- **Task statement**
Exclude the images and repeat all remaining entries exactly.

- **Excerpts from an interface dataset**

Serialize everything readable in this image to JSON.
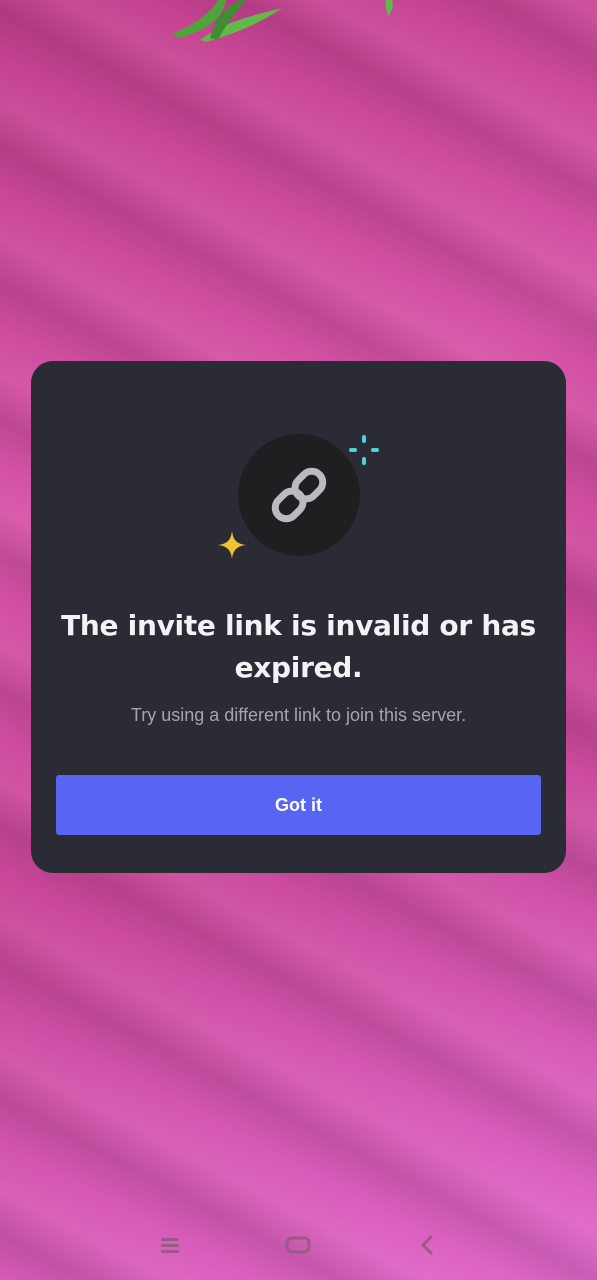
{
  "dialog": {
    "icon": "link-icon",
    "title": "The invite link is invalid or has expired.",
    "subtitle": "Try using a different link to join this server.",
    "button_label": "Got it"
  },
  "navbar": {
    "items": [
      "recent-apps-icon",
      "home-icon",
      "back-icon"
    ]
  },
  "colors": {
    "background": "#d14fa3",
    "dialog": "#2a2b34",
    "icon_circle": "#1f1f22",
    "primary_button": "#5865f2",
    "title_text": "#f2f3f5",
    "subtitle_text": "#a3a6ad",
    "sparkle_yellow": "#f0c330",
    "sparkle_teal": "#4fd1d9"
  }
}
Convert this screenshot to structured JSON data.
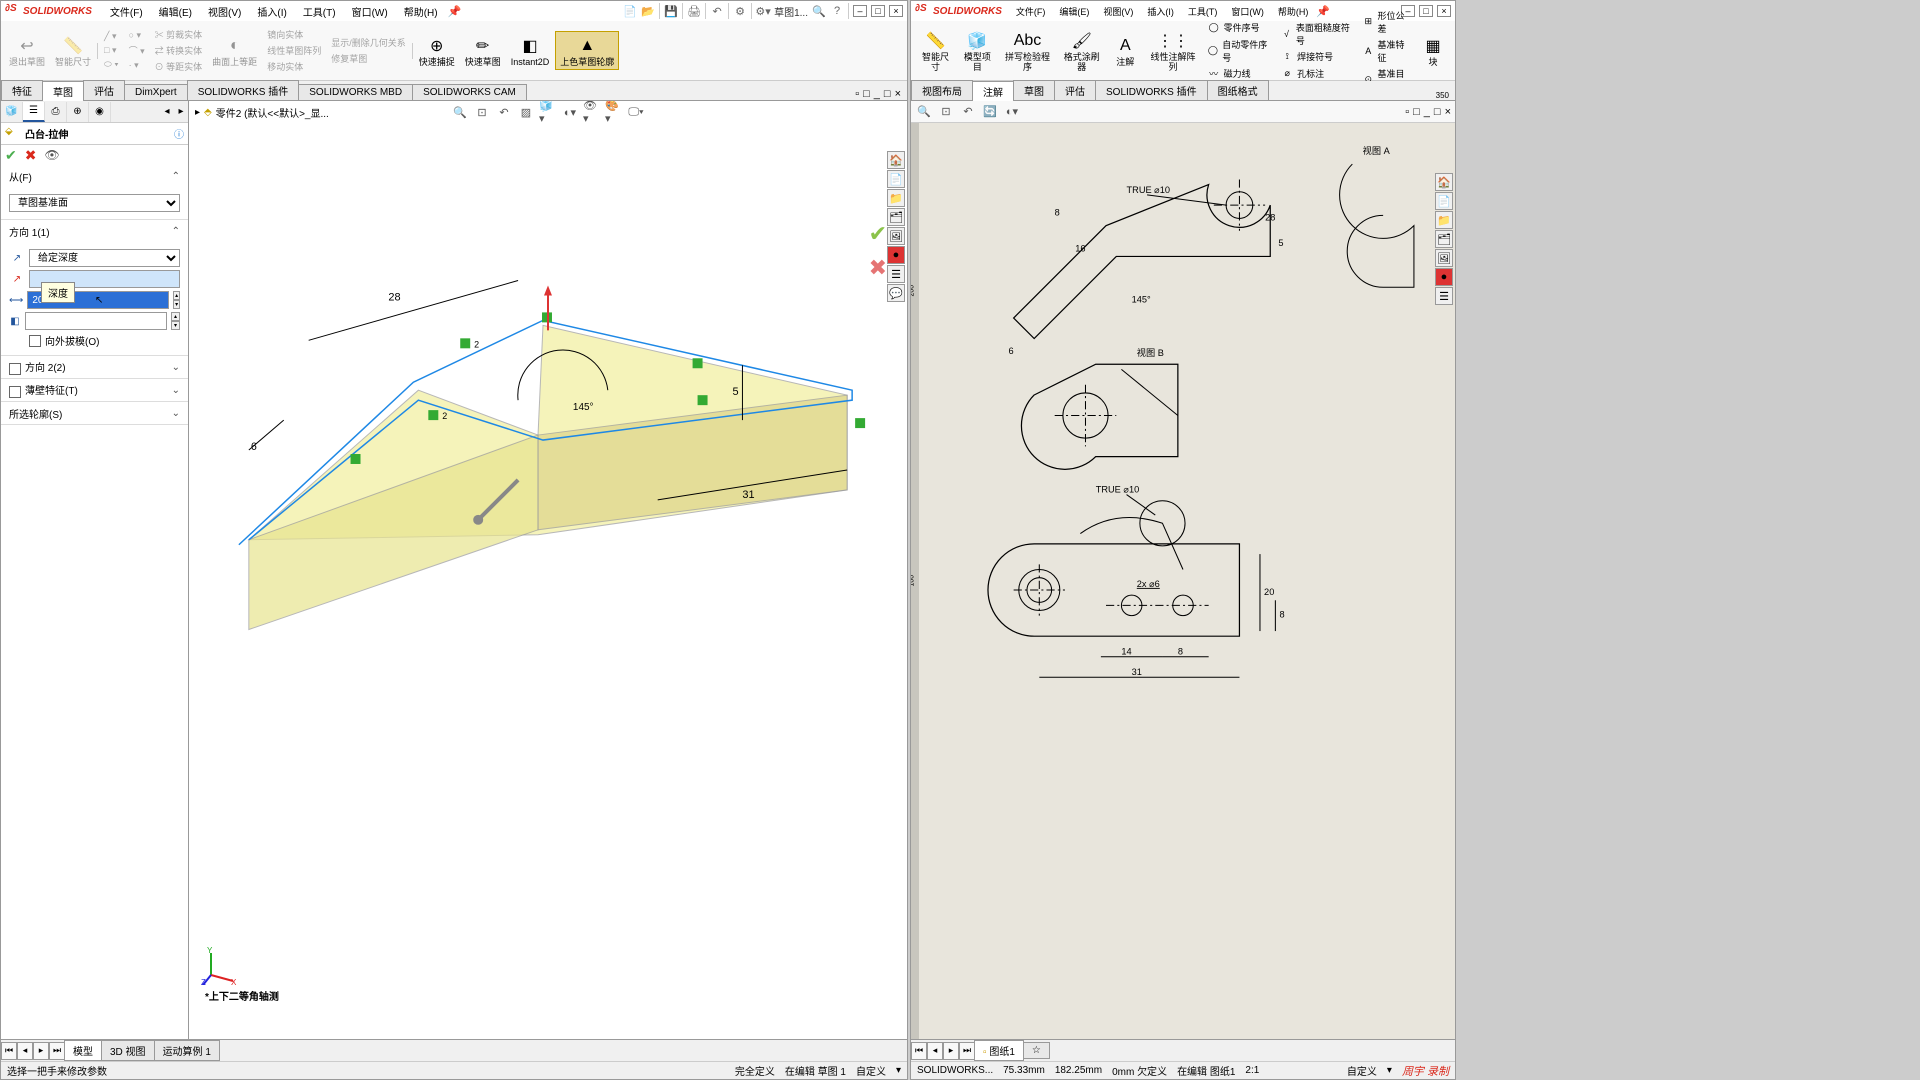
{
  "app_name": "SOLIDWORKS",
  "left_window": {
    "menu": [
      "文件(F)",
      "编辑(E)",
      "视图(V)",
      "插入(I)",
      "工具(T)",
      "窗口(W)",
      "帮助(H)"
    ],
    "qa_doc": "草图1...",
    "ribbon": {
      "items": [
        "退出草图",
        "智能尺寸"
      ],
      "active_btns": [
        "快速捕捉",
        "快速草图",
        "Instant2D",
        "上色草图轮廓"
      ],
      "disabled_row1": [
        "镜向实体",
        "线性草图阵列",
        "移动实体"
      ]
    },
    "tabs": [
      "特征",
      "草图",
      "评估",
      "DimXpert",
      "SOLIDWORKS 插件",
      "SOLIDWORKS MBD",
      "SOLIDWORKS CAM"
    ],
    "active_tab": "草图",
    "breadcrumb_part": "零件2 (默认<<默认>_显...",
    "prop": {
      "title": "凸台-拉伸",
      "section_from": "从(F)",
      "from_plane": "草图基准面",
      "section_dir1": "方向 1(1)",
      "dir1_type": "给定深度",
      "depth_value": "20.00mm",
      "tooltip_depth": "深度",
      "draft_label": "向外拔模(O)",
      "section_dir2": "方向 2(2)",
      "section_thin": "薄壁特征(T)",
      "section_contour": "所选轮廓(S)"
    },
    "dimensions": {
      "d28": "28",
      "d6": "6",
      "d2a": "2",
      "d2b": "2",
      "d145": "145°",
      "d5": "5",
      "d31": "31"
    },
    "view_label": "*上下二等角轴测",
    "bottom_tabs": [
      "模型",
      "3D 视图",
      "运动算例 1"
    ],
    "status_left": "选择一把手来修改参数",
    "status_center": [
      "完全定义",
      "在编辑 草图 1",
      "自定义"
    ]
  },
  "right_window": {
    "menu": [
      "文件(F)",
      "编辑(E)",
      "视图(V)",
      "插入(I)",
      "工具(T)",
      "窗口(W)",
      "帮助(H)"
    ],
    "ribbon_cols": {
      "col1": [
        "智能尺寸",
        "模型项目",
        "拼写检验程序",
        "格式涂刷器",
        "注解",
        "线性注解阵列"
      ],
      "row_items": [
        [
          "零件序号",
          "表面粗糙度符号",
          "形位公差"
        ],
        [
          "自动零件序号",
          "焊接符号",
          "基准特征"
        ],
        [
          "磁力线",
          "孔标注",
          "基准目标"
        ]
      ],
      "extra": "块"
    },
    "tabs": [
      "视图布局",
      "注解",
      "草图",
      "评估",
      "SOLIDWORKS 插件",
      "图纸格式"
    ],
    "active_tab": "注解",
    "ruler_vals_h": [
      "°",
      "350"
    ],
    "ruler_vals_v": [
      "200",
      "100"
    ],
    "drawing_labels": {
      "true10_1": "TRUE ⌀10",
      "true10_2": "TRUE ⌀10",
      "view_a": "视图 A",
      "view_b": "视图 B",
      "d8": "8",
      "d16": "16",
      "d145": "145°",
      "d6": "6",
      "d5_a": "5",
      "d28": "28",
      "d5_b": "5",
      "d2x6": "2x ⌀6",
      "d14": "14",
      "d8b": "8",
      "d31": "31",
      "d20": "20",
      "d8c": "8"
    },
    "sheet_tab": "图纸1",
    "status": [
      "SOLIDWORKS...",
      "75.33mm",
      "182.25mm",
      "0mm 欠定义",
      "在编辑 图纸1",
      "2:1",
      "自定义"
    ],
    "watermark": "周宇 录制"
  }
}
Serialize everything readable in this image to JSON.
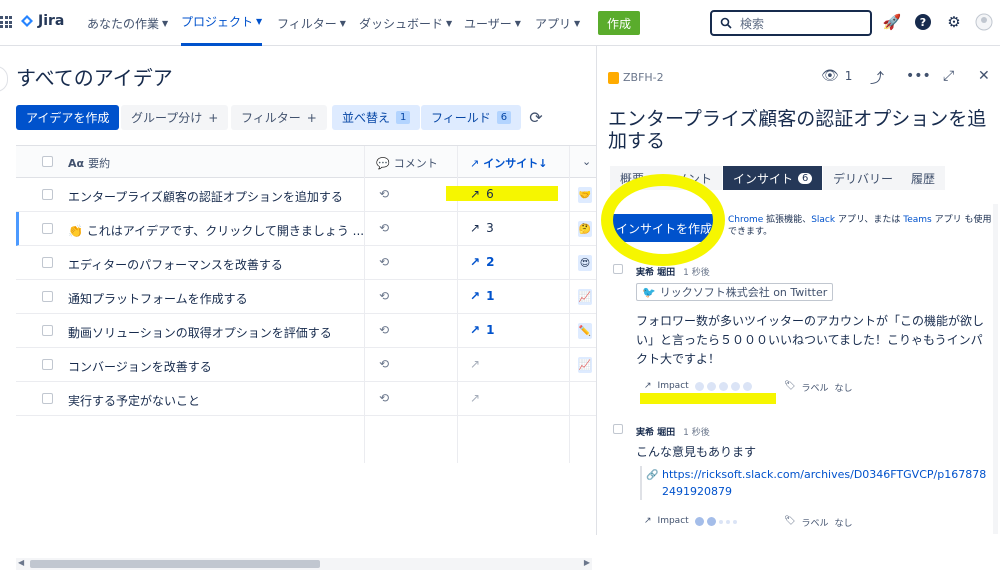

- **Reply to the task**
Serialize everything readable in this image to JSON.
{
  "dialog": {
    "icon": "link-icon",
    "title": "The invite link is invalid or has expired.",
    "subtitle": "Try using a different link to join this server.",
    "button_label": "Got it"
  },
  "navbar": {
    "items": [
      "recent-apps-icon",
      "home-icon",
      "back-icon"
    ]
  },
  "colors": {
    "background": "#d14fa3",
    "dialog": "#2a2b34",
    "icon_circle": "#1f1f22",
    "primary_button": "#5865f2",
    "title_text": "#f2f3f5",
    "subtitle_text": "#a3a6ad",
    "sparkle_yellow": "#f0c330",
    "sparkle_teal": "#4fd1d9"
  }
}
Convert this screenshot to structured JSON data.
{
  "app_name": "SOLIDWORKS",
  "left_window": {
    "menu": [
      "文件(F)",
      "编辑(E)",
      "视图(V)",
      "插入(I)",
      "工具(T)",
      "窗口(W)",
      "帮助(H)"
    ],
    "qa_doc": "草图1...",
    "ribbon": {
      "items": [
        "退出草图",
        "智能尺寸"
      ],
      "active_btns": [
        "快速捕捉",
        "快速草图",
        "Instant2D",
        "上色草图轮廓"
      ],
      "disabled_row1": [
        "镜向实体",
        "线性草图阵列",
        "移动实体"
      ]
    },
    "tabs": [
      "特征",
      "草图",
      "评估",
      "DimXpert",
      "SOLIDWORKS 插件",
      "SOLIDWORKS MBD",
      "SOLIDWORKS CAM"
    ],
    "active_tab": "草图",
    "breadcrumb_part": "零件2 (默认<<默认>_显...",
    "prop": {
      "title": "凸台-拉伸",
      "section_from": "从(F)",
      "from_plane": "草图基准面",
      "section_dir1": "方向 1(1)",
      "dir1_type": "给定深度",
      "depth_value": "20.00mm",
      "tooltip_depth": "深度",
      "draft_label": "向外拔模(O)",
      "section_dir2": "方向 2(2)",
      "section_thin": "薄壁特征(T)",
      "section_contour": "所选轮廓(S)"
    },
    "dimensions": {
      "d28": "28",
      "d6": "6",
      "d2a": "2",
      "d2b": "2",
      "d145": "145°",
      "d5": "5",
      "d31": "31"
    },
    "view_label": "*上下二等角轴测",
    "bottom_tabs": [
      "模型",
      "3D 视图",
      "运动算例 1"
    ],
    "status_left": "选择一把手来修改参数",
    "status_center": [
      "完全定义",
      "在编辑 草图 1",
      "自定义"
    ]
  },
  "right_window": {
    "menu": [
      "文件(F)",
      "编辑(E)",
      "视图(V)",
      "插入(I)",
      "工具(T)",
      "窗口(W)",
      "帮助(H)"
    ],
    "ribbon_cols": {
      "col1": [
        "智能尺寸",
        "模型项目",
        "拼写检验程序",
        "格式涂刷器",
        "注解",
        "线性注解阵列"
      ],
      "row_items": [
        [
          "零件序号",
          "表面粗糙度符号",
          "形位公差"
        ],
        [
          "自动零件序号",
          "焊接符号",
          "基准特征"
        ],
        [
          "磁力线",
          "孔标注",
          "基准目标"
        ]
      ],
      "extra": "块"
    },
    "tabs": [
      "视图布局",
      "注解",
      "草图",
      "评估",
      "SOLIDWORKS 插件",
      "图纸格式"
    ],
    "active_tab": "注解",
    "ruler_vals_h": [
      "°",
      "350"
    ],
    "ruler_vals_v": [
      "200",
      "100"
    ],
    "drawing_labels": {
      "true10_1": "TRUE ⌀10",
      "true10_2": "TRUE ⌀10",
      "view_a": "视图 A",
      "view_b": "视图 B",
      "d8": "8",
      "d16": "16",
      "d145": "145°",
      "d6": "6",
      "d5_a": "5",
      "d28": "28",
      "d5_b": "5",
      "d2x6": "2x ⌀6",
      "d14": "14",
      "d8b": "8",
      "d31": "31",
      "d20": "20",
      "d8c": "8"
    },
    "sheet_tab": "图纸1",
    "status": [
      "SOLIDWORKS...",
      "75.33mm",
      "182.25mm",
      "0mm 欠定义",
      "在编辑 图纸1",
      "2:1",
      "自定义"
    ],
    "watermark": "周宇 录制"
  }
}
Serialize everything readable in this image to JSON.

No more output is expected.